You should visit Alan Jacob’s blog regularly or have Snakes and Ladders (blog.ayjay.org) on your newsfeed. You know this, because I write it all the time. Of course you will not find everything he writes (or reads) interesting, but many things are quite striking. Four recent examples:
- In “hubris” (Aug. 26, 2021) [link], Jacobs revisits the question of whether it might just be better to opt out of social media.
- On August 25 [link], Jacobs points us to his January 6, 2021 piece “School for Scale” in The Hedgehog Review [link] and reminds us why it is really, really important to understand decimals.
- Jacobs refers us to something Oliver Burkeman wrote long ago in the Guardian: “Everyone is totally just winging it, all the time” (May 21, 2014) [link]. Eerily reminiscent of observed reality!
- “Tolkien and Auden” (Aug. 16, 2021) [link] concerns the two famous writers who were good, though unlikely, friends. Jacobs wrote a delightful short play (“Sandfield Road”) about the two men. You can read it in 15 minutes, here [link].
Jacobs has twenty eight posts since August 15, so you have some catching up to do.
I once took some education classes, and heard the unpleasant aphorism, “There are those who do, and those who teach, and those who teach teachers to teach.” The implication was that each successive group was less valuable than the prior one. Perhaps no one who has had an excellent teacher would think this.
I was talking with a friend over the weekend about teaching, and agreed that teaching seems to be something that some people can do, and that that the skill seems to be more or less separable from the subject matter. (My friend is a skilled raconteur, and has taught on such disparate things as running a restaurant, singing in parts, mold removal and the Bible). If you can teach, you can teach anything you yourself are willing to learn.
It seems to me that writing is another “separable skill,” and a good writer can write about almost anything — think of John McPhee writing about oranges, canoes, geology and fish; or Michael Lewis writing about football, baseball, the technology of markets and disease; or Tracy Kidder writing about Haiti, contracting, computers and Burundi. This is strongly true of writers of nonfiction, though I concede that not all nonfiction writers can make the leap into fiction, and poetry is another thing entirely.
We hear of people who are “book smart” and the ability to learn from books may be its own separable skill, but not all separable skills are intellectual — we all know people who are sufficiently athletic that they would be picked for any team even in a sport they have never played before.

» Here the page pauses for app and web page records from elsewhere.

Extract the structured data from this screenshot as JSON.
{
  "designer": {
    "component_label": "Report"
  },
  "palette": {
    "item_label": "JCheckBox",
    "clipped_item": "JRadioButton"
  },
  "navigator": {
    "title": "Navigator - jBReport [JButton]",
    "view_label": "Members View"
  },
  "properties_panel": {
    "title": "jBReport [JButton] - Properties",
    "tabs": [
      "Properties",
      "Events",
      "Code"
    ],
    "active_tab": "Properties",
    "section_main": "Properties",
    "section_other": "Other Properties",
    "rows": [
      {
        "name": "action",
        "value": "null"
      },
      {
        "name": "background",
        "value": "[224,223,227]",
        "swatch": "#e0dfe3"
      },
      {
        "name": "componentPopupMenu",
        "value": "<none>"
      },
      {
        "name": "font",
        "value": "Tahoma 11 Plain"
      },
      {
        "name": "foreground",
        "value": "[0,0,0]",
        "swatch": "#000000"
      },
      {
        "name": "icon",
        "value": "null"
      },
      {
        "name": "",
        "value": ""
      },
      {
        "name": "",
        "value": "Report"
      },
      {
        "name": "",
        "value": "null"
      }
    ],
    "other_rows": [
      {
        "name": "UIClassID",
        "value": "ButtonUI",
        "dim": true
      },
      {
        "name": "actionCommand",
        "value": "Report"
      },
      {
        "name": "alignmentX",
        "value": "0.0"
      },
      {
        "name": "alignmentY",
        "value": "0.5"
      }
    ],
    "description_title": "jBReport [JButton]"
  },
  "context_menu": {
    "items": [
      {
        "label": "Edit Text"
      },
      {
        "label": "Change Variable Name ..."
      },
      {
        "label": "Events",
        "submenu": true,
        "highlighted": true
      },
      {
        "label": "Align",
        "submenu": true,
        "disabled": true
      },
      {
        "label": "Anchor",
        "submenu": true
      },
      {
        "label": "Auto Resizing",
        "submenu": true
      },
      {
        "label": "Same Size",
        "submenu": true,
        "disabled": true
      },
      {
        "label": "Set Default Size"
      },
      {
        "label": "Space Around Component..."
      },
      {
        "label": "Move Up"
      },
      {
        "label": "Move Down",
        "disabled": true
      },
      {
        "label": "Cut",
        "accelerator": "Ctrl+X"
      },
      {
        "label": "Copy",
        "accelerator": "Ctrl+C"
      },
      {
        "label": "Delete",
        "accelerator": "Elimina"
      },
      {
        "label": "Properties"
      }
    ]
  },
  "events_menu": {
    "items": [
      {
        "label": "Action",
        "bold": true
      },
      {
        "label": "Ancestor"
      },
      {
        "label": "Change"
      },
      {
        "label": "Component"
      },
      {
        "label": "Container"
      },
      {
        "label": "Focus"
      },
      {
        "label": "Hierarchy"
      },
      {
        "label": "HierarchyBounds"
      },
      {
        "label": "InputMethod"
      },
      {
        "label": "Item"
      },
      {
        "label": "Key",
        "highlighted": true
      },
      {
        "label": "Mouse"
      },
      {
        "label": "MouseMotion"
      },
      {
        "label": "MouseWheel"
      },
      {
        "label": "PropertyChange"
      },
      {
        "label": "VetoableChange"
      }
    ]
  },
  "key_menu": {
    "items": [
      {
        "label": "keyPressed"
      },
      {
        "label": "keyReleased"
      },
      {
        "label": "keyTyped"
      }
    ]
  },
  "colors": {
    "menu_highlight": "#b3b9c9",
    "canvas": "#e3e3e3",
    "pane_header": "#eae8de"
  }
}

Some people have mechanical ability as a separable skill. Musical aptitude may be a separable skill.
Are there others?